On February 8th, (#97) Wu Yibing claimed the biggest win of his career over world #27 Dennis Shapovalov. Wu made quick work of Shapovalov, defeating him 7-6(1), and 6-4. Wu was able to break Shapovalov in the first game of the second set, seemingly extinguishing all momentum Shapovalov had built for himself in between sets.
Wu Down Under
Before returning to the United States, Wu had been performing well in Australia, where he took down Ugo Humbert in straight sets in Adelaide. Wu is coming off a great week in Cleveland, where he reached the finals of the Challenger Cleveland Indoor event. He was unable to come away with the victory from the hard-fought week, but it is especially evident in his play from the last few weeks that Wu has full confidence in his game.
He Isn’t Just Any 23-Year-Old
Serving out matches can be an extreme difficulty for young players to overcome when facing an elite opponent. Wu had no time for such difficulties and successfully served out the match, holding Shapovalov to just one errant point in the game.
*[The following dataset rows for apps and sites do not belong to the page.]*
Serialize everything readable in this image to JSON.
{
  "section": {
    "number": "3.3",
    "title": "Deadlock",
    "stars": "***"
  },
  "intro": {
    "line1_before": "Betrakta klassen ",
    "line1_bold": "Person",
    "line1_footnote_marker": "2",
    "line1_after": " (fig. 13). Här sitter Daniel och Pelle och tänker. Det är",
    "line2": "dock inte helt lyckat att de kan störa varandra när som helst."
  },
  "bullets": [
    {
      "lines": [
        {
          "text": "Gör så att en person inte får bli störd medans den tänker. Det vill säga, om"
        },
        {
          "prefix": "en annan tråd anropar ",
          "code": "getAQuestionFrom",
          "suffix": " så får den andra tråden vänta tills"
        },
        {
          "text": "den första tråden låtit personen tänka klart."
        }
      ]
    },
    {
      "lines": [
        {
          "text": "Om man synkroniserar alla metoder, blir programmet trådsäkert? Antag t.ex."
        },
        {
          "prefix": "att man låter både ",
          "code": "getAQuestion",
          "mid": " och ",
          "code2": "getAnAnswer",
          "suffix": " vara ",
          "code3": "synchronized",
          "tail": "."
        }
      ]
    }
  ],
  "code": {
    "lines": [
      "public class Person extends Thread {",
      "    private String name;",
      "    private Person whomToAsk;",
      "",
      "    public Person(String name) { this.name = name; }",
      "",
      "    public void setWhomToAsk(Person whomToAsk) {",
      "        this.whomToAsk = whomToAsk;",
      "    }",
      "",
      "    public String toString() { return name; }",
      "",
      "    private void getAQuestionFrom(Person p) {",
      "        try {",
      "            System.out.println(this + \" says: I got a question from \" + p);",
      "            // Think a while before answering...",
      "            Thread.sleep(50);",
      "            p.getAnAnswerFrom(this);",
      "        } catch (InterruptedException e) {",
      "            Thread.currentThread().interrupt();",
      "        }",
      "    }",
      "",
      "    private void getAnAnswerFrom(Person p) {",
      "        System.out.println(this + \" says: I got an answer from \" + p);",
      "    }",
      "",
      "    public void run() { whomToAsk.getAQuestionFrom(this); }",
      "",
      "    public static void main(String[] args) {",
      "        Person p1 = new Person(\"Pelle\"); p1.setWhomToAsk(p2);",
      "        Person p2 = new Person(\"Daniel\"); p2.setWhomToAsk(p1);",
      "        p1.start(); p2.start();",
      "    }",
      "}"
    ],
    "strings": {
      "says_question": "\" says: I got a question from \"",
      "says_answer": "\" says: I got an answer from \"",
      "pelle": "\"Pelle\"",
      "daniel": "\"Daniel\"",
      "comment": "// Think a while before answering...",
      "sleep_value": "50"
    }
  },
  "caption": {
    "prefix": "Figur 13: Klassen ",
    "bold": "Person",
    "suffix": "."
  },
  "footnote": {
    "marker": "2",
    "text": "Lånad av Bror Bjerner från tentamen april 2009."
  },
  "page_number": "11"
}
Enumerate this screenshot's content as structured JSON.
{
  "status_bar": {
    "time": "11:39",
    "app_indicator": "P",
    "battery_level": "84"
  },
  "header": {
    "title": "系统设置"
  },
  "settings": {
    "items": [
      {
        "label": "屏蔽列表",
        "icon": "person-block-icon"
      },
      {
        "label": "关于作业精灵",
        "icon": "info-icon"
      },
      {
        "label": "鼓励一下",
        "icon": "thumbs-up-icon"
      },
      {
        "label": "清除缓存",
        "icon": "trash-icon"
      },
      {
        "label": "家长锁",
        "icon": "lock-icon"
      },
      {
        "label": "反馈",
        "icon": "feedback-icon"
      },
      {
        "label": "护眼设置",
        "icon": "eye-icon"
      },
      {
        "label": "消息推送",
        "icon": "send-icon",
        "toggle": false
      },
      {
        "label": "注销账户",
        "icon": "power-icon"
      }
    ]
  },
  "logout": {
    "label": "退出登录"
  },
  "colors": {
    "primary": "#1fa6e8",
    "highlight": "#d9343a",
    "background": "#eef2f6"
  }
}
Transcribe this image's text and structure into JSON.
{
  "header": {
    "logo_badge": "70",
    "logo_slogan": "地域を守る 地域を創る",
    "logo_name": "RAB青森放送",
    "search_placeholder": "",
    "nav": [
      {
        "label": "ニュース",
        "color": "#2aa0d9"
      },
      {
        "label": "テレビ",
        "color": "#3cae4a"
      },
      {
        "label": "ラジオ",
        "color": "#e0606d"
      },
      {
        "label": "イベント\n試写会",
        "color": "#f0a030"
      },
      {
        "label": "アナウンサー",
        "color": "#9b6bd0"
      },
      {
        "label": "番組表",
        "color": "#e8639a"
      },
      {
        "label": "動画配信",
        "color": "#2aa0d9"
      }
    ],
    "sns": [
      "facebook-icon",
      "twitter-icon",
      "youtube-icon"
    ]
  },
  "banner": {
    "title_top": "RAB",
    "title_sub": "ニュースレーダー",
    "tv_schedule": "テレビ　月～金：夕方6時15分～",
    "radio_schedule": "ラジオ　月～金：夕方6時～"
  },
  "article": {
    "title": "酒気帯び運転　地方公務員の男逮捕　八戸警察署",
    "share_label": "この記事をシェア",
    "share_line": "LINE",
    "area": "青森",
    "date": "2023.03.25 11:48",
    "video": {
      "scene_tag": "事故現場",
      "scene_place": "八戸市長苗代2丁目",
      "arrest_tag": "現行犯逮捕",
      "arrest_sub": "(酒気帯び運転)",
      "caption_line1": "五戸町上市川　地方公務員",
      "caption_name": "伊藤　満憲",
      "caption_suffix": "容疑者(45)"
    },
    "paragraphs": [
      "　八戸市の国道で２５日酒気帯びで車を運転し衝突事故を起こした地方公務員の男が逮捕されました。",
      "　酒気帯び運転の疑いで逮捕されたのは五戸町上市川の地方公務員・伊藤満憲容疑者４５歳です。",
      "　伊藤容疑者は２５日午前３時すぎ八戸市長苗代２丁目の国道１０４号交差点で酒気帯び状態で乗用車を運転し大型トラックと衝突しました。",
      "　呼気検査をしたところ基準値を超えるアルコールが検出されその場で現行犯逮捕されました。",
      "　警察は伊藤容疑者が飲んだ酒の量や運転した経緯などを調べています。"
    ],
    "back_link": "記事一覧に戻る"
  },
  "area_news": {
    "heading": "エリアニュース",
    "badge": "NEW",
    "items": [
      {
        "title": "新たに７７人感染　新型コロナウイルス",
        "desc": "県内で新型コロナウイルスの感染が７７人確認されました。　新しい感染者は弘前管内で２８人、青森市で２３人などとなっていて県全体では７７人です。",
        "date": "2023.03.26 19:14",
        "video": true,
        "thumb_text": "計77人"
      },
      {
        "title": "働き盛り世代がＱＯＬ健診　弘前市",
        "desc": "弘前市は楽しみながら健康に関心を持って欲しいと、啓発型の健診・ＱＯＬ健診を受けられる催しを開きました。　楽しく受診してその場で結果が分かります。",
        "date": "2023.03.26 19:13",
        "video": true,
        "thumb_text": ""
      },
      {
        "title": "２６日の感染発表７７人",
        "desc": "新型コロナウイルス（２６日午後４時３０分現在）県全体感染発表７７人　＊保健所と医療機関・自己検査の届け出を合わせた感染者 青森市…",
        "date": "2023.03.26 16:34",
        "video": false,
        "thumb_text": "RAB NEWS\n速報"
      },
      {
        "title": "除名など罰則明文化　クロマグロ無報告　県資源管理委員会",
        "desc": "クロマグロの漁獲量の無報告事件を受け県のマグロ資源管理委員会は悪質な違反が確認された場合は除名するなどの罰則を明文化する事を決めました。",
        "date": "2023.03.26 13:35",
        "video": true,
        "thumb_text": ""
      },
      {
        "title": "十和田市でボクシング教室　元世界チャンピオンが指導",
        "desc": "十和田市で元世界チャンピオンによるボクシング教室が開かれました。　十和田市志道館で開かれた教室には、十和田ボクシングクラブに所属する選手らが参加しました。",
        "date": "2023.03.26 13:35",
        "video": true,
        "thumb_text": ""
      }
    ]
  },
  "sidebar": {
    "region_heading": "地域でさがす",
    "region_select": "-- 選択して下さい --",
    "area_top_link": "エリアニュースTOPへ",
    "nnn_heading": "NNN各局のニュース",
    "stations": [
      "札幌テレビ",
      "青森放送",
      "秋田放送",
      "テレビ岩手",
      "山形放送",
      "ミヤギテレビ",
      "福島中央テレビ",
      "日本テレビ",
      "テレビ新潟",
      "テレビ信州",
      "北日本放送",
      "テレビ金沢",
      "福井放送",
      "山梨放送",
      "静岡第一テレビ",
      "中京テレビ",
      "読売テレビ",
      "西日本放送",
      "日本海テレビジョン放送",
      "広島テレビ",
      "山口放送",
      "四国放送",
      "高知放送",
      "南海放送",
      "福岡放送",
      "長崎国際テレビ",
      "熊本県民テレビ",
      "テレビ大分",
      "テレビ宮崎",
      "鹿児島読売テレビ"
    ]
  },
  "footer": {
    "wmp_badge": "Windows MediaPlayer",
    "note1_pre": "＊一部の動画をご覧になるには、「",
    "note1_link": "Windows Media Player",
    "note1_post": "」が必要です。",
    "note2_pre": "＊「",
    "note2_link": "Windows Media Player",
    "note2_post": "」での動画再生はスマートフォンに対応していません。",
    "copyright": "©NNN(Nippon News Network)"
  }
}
It truly was a sight to see; the 23-year-old looked like a veteran on a mission to annihilate his opponent, while Shapovalov was a deer in headlights. Even the announcers over the match were left without words when trying to describe some of Wu’s laser beam returns of serve. No matter what Shapovalov did, Wu had an answer.
Wu is quickly approaching the prime of his career and the results recently have spoken for themselves. Wu first claimed his place among the top 100 ATP players this past week and will look to climb the rankings, especially in the American hard court swing this spring and summer.
What the Books Have to Say
The books tend to reflect the idea of Wu being a young player with extreme expected potential. Wu was a rather significant favorite (-175) against world number 64 Corentin Moutet (+138). Wu lost the match in a heartbreaking five setter where he was broken on his last service game. To learn from these experiences in big matches on the biggest stages will only help Wu, but it is clear the books are giving him the respect I believe he deserves.
In his takedown of (#27) Dennis Shapovalov (-278), (#97) Wu was listed at +220. It’s clear Wu is not recognized by the books as the 97th best ATP tennis player, and I would argue his true ranking should be closer to a spot somewhere in the top 40’s. It is to be seen how far Wu can climb the ATP rankings, but his 2023 campaign is off to a spectacular start.